**Exercise inputs:**

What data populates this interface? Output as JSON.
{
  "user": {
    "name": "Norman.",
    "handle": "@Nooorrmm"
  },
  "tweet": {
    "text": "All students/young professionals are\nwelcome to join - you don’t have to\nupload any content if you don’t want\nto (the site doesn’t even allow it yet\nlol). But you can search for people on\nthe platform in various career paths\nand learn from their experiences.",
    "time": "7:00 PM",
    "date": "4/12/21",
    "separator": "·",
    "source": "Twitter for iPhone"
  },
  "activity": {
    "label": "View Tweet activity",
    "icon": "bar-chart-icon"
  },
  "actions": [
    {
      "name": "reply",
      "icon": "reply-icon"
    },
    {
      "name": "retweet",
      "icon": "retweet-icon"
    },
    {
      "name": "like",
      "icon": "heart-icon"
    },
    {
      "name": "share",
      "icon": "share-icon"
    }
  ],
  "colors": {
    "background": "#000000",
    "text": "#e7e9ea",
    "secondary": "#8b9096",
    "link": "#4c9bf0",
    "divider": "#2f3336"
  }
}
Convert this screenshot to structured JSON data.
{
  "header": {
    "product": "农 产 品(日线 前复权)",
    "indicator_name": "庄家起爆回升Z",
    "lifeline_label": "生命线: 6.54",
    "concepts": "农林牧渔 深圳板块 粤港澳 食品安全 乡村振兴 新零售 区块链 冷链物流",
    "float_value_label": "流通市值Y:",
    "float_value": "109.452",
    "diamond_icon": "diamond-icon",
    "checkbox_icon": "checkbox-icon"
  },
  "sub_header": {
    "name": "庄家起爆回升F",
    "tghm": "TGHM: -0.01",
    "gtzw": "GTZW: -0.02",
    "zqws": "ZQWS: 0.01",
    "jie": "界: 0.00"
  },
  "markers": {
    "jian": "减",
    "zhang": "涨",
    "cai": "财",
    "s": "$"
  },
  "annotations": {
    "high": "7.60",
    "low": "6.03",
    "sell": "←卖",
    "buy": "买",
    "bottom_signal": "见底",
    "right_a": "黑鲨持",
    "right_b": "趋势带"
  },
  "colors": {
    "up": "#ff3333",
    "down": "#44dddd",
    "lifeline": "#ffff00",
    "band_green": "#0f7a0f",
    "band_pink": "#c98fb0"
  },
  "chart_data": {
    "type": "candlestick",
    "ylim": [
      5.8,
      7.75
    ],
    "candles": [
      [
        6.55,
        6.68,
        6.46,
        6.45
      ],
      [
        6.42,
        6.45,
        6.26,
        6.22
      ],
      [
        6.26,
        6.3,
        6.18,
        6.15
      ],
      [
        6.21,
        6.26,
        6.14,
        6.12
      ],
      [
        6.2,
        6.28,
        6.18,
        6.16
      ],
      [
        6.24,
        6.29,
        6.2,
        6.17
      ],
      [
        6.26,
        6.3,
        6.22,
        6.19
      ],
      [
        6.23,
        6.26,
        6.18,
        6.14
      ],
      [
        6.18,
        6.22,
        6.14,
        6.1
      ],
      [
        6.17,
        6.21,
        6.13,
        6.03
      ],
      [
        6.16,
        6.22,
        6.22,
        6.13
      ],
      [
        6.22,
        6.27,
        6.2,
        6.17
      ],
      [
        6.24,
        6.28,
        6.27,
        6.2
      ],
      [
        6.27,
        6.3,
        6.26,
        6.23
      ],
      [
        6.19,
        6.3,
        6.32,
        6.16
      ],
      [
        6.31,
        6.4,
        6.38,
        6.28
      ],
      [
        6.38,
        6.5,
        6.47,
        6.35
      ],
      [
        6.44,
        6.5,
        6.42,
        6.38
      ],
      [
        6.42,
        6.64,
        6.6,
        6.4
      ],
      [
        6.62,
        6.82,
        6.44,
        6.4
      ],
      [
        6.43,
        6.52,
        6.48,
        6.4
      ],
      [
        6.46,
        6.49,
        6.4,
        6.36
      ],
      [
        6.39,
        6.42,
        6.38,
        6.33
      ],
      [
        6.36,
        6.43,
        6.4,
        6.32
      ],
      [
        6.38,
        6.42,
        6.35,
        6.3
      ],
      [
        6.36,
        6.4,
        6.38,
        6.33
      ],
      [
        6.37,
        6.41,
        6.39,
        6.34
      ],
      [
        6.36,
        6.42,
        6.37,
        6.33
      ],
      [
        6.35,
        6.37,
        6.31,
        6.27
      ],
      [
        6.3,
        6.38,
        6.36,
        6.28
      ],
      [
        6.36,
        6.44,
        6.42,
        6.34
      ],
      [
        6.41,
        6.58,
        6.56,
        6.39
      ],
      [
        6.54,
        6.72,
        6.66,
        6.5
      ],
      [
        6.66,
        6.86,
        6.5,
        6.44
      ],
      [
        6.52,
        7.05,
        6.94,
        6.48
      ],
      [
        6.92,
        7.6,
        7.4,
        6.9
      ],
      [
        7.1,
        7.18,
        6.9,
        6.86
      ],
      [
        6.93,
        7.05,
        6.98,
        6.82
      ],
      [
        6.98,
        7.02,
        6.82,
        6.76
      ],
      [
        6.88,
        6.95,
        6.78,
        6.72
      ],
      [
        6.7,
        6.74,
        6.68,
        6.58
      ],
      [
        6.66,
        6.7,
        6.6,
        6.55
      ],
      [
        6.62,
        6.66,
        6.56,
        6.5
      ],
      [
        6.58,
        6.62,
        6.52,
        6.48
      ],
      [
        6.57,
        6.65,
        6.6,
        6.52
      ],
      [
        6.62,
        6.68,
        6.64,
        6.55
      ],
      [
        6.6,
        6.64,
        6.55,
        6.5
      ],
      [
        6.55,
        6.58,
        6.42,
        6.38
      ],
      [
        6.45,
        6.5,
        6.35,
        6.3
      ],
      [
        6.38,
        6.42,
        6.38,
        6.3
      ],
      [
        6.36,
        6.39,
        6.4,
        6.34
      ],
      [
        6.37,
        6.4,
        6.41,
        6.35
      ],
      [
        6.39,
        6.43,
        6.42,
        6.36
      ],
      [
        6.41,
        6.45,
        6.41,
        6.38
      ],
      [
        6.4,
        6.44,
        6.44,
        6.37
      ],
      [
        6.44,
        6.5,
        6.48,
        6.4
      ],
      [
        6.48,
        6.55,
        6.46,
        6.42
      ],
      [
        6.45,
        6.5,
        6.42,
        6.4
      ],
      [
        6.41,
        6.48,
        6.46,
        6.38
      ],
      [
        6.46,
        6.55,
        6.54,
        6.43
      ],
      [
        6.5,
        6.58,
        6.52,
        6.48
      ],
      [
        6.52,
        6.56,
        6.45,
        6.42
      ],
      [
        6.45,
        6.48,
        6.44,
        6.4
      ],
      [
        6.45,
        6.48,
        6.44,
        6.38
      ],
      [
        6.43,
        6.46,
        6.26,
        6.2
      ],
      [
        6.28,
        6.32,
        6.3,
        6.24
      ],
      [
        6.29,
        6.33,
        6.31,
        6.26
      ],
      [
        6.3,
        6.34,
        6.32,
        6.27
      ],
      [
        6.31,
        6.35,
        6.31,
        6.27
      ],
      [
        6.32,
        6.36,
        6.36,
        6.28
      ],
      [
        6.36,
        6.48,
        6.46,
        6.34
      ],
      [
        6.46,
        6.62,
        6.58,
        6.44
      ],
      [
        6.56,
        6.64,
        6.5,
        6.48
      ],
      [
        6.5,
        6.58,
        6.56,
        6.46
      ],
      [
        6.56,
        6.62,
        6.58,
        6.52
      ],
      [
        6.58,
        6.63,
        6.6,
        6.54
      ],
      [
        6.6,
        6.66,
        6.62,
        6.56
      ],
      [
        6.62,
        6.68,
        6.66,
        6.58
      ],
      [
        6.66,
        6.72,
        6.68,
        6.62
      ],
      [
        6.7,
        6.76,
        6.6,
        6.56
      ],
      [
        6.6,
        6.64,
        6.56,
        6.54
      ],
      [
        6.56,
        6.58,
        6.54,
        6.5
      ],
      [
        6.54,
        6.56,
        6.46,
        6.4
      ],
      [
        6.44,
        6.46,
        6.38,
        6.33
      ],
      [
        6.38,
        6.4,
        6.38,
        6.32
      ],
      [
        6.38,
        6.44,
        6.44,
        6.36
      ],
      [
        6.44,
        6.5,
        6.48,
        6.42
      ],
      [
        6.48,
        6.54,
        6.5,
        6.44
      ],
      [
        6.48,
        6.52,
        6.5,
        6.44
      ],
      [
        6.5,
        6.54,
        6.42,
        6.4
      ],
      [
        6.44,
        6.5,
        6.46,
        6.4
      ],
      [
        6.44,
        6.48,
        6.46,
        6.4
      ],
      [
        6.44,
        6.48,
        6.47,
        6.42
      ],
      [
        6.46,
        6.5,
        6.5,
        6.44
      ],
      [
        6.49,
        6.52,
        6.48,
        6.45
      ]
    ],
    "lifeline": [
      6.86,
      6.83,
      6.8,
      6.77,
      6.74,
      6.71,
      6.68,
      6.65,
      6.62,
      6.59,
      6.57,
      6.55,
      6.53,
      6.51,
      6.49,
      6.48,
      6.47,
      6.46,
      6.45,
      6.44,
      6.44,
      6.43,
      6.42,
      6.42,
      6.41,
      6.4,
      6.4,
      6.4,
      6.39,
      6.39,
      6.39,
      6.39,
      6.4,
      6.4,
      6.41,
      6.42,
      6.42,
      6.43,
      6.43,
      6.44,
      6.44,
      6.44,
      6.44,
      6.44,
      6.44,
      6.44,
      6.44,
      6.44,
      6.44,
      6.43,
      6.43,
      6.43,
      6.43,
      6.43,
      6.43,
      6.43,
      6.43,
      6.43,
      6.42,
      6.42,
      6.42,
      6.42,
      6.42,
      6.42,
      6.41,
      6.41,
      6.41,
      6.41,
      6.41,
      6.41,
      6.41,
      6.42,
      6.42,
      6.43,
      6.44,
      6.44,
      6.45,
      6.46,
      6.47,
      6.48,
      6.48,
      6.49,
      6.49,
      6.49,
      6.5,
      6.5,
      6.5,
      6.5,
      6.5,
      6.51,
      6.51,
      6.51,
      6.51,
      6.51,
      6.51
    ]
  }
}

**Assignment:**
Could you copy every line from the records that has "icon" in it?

**Answer area:**
    "icon": "bar-chart-icon"
      "icon": "reply-icon"
      "icon": "retweet-icon"
      "icon": "heart-icon"
      "icon": "share-icon"
    "diamond_icon": "diamond-icon",
    "checkbox_icon": "checkbox-icon"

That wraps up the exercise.